◆ **What is expected**:
Copy out the entries that follow exactly, leaving every picture behind.

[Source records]
-------
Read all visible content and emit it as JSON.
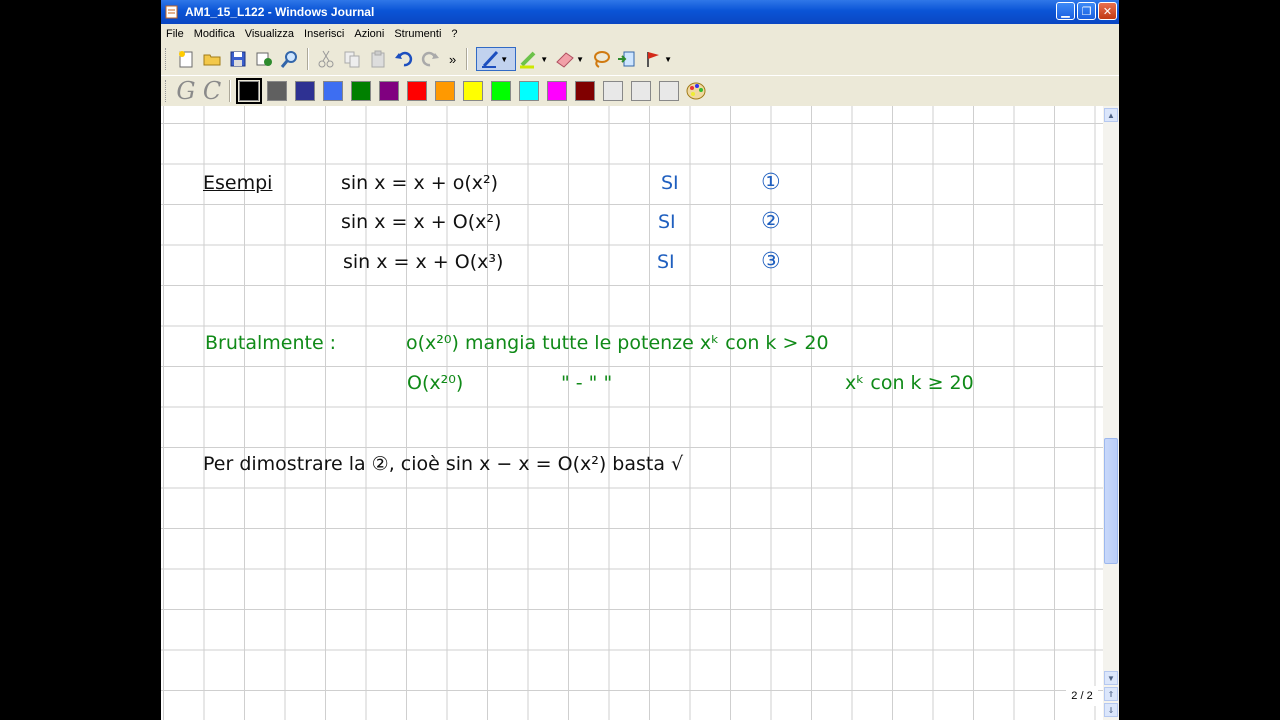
{
  "window": {
    "title": "AM1_15_L122 - Windows Journal"
  },
  "menu": [
    "File",
    "Modifica",
    "Visualizza",
    "Inserisci",
    "Azioni",
    "Strumenti",
    "?"
  ],
  "toolbar": {
    "overflow_label": "»",
    "pen_colors": [
      "#000000",
      "#606060",
      "#2e3192",
      "#3d6ef2",
      "#008000",
      "#800080",
      "#ff0000",
      "#ff9900",
      "#ffff00",
      "#00ff00",
      "#00ffff",
      "#ff00ff",
      "#800000",
      "#e8e8e8",
      "#e8e8e8",
      "#e8e8e8"
    ],
    "selected_color": "#000000"
  },
  "note": {
    "examples_label": "Esempi",
    "examples": [
      {
        "formula": "sin x = x + o(x²)",
        "answer": "SI",
        "marker": "①"
      },
      {
        "formula": "sin x = x + O(x²)",
        "answer": "SI",
        "marker": "②"
      },
      {
        "formula": "sin x = x + O(x³)",
        "answer": "SI",
        "marker": "③"
      }
    ],
    "brutal_label": "Brutalmente :",
    "brutal_line1": "o(x²⁰) mangia tutte le potenze xᵏ con k > 20",
    "brutal_line2_head": "O(x²⁰)",
    "brutal_line2_ditto": "\"     -     \"     \"",
    "brutal_line2_tail": "xᵏ con k ≥ 20",
    "proof_line": "Per dimostrare la ②, cioè   sin x − x = O(x²) basta √"
  },
  "status": {
    "page_indicator": "2 / 2"
  }
}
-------
◆ **Written response**:
Read all visible content and emit it as JSON.
{
  "window": {
    "title": "AM1_15_L122 - Windows Journal"
  },
  "menu": [
    "File",
    "Modifica",
    "Visualizza",
    "Inserisci",
    "Azioni",
    "Strumenti",
    "?"
  ],
  "toolbar": {
    "overflow_label": "»",
    "pen_colors": [
      "#000000",
      "#606060",
      "#2e3192",
      "#3d6ef2",
      "#008000",
      "#800080",
      "#ff0000",
      "#ff9900",
      "#ffff00",
      "#00ff00",
      "#00ffff",
      "#ff00ff",
      "#800000",
      "#e8e8e8",
      "#e8e8e8",
      "#e8e8e8"
    ],
    "selected_color": "#000000"
  },
  "note": {
    "examples_label": "Esempi",
    "examples": [
      {
        "formula": "sin x = x + o(x²)",
        "answer": "SI",
        "marker": "①"
      },
      {
        "formula": "sin x = x + O(x²)",
        "answer": "SI",
        "marker": "②"
      },
      {
        "formula": "sin x = x + O(x³)",
        "answer": "SI",
        "marker": "③"
      }
    ],
    "brutal_label": "Brutalmente :",
    "brutal_line1": "o(x²⁰) mangia tutte le potenze xᵏ con k > 20",
    "brutal_line2_head": "O(x²⁰)",
    "brutal_line2_ditto": "\"     -     \"     \"",
    "brutal_line2_tail": "xᵏ con k ≥ 20",
    "proof_line": "Per dimostrare la ②, cioè   sin x − x = O(x²) basta √"
  },
  "status": {
    "page_indicator": "2 / 2"
  }
}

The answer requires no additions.